=== What is being asked ===
State how many lines of the entries include the string "settings", please, leaving out everything but the number.

——————

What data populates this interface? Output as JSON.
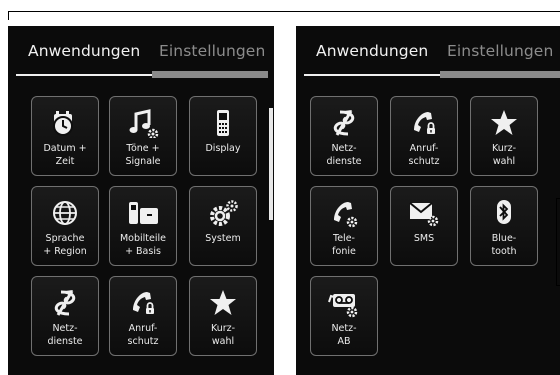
{
  "left": {
    "tabs": {
      "active": "Anwendungen",
      "inactive": "Einstellungen"
    },
    "tiles": [
      {
        "id": "datum-zeit",
        "icon": "calendar-clock-icon",
        "label": [
          "Datum +",
          "Zeit"
        ]
      },
      {
        "id": "toene-signale",
        "icon": "music-note-settings-icon",
        "label": [
          "Töne +",
          "Signale"
        ]
      },
      {
        "id": "display",
        "icon": "handset-display-icon",
        "label": [
          "Display"
        ]
      },
      {
        "id": "sprache-region",
        "icon": "globe-icon",
        "label": [
          "Sprache",
          "+ Region"
        ]
      },
      {
        "id": "mobilteile-basis",
        "icon": "handset-base-icon",
        "label": [
          "Mobilteile",
          "+ Basis"
        ]
      },
      {
        "id": "system",
        "icon": "gears-icon",
        "label": [
          "System"
        ]
      },
      {
        "id": "netzdienste",
        "icon": "network-services-icon",
        "label": [
          "Netz-",
          "dienste"
        ]
      },
      {
        "id": "anrufschutz",
        "icon": "phone-lock-icon",
        "label": [
          "Anruf-",
          "schutz"
        ]
      },
      {
        "id": "kurzwahl",
        "icon": "star-icon",
        "label": [
          "Kurz-",
          "wahl"
        ]
      }
    ]
  },
  "right": {
    "tabs": {
      "active": "Anwendungen",
      "inactive": "Einstellungen"
    },
    "tiles": [
      {
        "id": "netzdienste",
        "icon": "network-services-icon",
        "label": [
          "Netz-",
          "dienste"
        ]
      },
      {
        "id": "anrufschutz",
        "icon": "phone-lock-icon",
        "label": [
          "Anruf-",
          "schutz"
        ]
      },
      {
        "id": "kurzwahl",
        "icon": "star-icon",
        "label": [
          "Kurz-",
          "wahl"
        ]
      },
      {
        "id": "telefonie",
        "icon": "phone-settings-icon",
        "label": [
          "Tele-",
          "fonie"
        ]
      },
      {
        "id": "sms",
        "icon": "envelope-settings-icon",
        "label": [
          "SMS"
        ]
      },
      {
        "id": "bluetooth",
        "icon": "bluetooth-icon",
        "label": [
          "Blue-",
          "tooth"
        ]
      },
      {
        "id": "netz-ab",
        "icon": "voicemail-settings-icon",
        "label": [
          "Netz-",
          "AB"
        ]
      }
    ]
  }
}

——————

=== Finished task ===
4